• [TASK OBJECTIVE]: Each line below that contains the word "avatar" must be copied.

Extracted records
━━━━
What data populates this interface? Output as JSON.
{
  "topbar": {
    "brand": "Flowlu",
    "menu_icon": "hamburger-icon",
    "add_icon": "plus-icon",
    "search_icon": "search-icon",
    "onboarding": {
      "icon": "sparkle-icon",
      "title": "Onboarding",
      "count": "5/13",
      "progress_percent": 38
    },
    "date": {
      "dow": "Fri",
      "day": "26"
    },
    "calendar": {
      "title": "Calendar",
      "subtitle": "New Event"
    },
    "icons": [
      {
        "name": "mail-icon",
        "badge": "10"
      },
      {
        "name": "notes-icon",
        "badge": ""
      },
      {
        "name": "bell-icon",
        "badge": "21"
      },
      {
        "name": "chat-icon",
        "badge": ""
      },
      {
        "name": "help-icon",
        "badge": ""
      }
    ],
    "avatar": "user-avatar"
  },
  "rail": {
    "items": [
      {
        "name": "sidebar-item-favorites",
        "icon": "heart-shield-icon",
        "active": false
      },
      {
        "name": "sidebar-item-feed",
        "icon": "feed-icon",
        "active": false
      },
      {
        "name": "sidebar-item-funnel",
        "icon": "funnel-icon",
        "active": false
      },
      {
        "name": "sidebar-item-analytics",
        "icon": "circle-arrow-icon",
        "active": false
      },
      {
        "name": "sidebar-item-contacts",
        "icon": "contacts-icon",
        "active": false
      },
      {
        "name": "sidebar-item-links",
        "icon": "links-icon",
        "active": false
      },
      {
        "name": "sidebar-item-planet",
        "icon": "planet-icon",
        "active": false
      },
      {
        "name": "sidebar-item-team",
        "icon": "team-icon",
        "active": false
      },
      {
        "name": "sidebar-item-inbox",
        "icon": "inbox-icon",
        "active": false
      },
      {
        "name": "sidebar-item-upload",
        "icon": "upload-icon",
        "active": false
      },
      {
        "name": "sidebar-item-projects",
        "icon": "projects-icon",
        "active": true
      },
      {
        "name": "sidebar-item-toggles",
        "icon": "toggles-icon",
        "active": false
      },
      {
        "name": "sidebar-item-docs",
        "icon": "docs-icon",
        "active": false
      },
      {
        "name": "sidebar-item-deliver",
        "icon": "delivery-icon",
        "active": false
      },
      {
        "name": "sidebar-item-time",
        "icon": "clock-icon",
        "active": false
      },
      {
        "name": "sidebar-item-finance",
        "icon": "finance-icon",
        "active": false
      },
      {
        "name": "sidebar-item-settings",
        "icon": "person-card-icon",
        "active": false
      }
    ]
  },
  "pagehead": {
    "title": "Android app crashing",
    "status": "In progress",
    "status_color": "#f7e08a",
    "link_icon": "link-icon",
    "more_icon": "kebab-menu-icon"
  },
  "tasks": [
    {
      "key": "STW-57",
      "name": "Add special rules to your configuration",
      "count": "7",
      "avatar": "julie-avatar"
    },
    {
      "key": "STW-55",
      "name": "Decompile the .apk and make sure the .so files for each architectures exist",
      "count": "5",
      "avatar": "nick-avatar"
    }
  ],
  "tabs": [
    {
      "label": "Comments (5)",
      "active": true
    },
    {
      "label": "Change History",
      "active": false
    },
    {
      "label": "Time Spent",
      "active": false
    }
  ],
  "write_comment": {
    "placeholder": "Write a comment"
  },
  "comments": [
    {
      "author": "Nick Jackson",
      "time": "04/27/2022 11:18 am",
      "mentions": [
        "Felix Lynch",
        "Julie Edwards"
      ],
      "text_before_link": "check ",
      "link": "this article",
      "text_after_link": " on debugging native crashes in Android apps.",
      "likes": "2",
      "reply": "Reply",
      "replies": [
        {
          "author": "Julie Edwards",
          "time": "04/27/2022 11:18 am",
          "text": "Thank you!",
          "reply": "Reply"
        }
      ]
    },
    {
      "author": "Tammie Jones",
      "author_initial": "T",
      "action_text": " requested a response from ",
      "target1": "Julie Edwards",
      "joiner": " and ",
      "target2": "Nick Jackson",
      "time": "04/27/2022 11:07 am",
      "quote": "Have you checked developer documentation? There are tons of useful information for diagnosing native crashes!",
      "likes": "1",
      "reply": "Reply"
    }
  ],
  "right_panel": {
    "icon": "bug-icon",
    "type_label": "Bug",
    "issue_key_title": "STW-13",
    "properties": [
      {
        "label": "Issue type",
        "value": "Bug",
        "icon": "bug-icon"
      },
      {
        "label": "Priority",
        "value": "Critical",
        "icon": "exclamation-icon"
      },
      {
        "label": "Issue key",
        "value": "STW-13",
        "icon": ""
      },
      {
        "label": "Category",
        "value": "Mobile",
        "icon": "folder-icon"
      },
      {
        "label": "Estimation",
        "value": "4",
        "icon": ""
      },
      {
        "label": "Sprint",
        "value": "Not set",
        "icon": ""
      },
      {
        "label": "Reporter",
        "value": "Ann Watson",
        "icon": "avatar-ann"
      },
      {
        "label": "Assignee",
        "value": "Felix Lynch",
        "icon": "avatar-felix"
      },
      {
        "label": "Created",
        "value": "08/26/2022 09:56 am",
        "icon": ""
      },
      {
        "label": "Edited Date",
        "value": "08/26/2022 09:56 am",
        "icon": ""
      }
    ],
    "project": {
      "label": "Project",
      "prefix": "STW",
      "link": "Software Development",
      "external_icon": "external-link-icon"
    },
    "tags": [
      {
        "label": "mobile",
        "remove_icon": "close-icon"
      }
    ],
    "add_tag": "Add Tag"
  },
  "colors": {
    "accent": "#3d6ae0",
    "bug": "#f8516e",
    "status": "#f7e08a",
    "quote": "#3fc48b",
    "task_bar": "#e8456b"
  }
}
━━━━
• [YOUR SOLUTION]:
    "avatar": "user-avatar"
      "avatar": "julie-avatar"
      "avatar": "nick-avatar"
        "icon": "avatar-ann"
        "icon": "avatar-felix"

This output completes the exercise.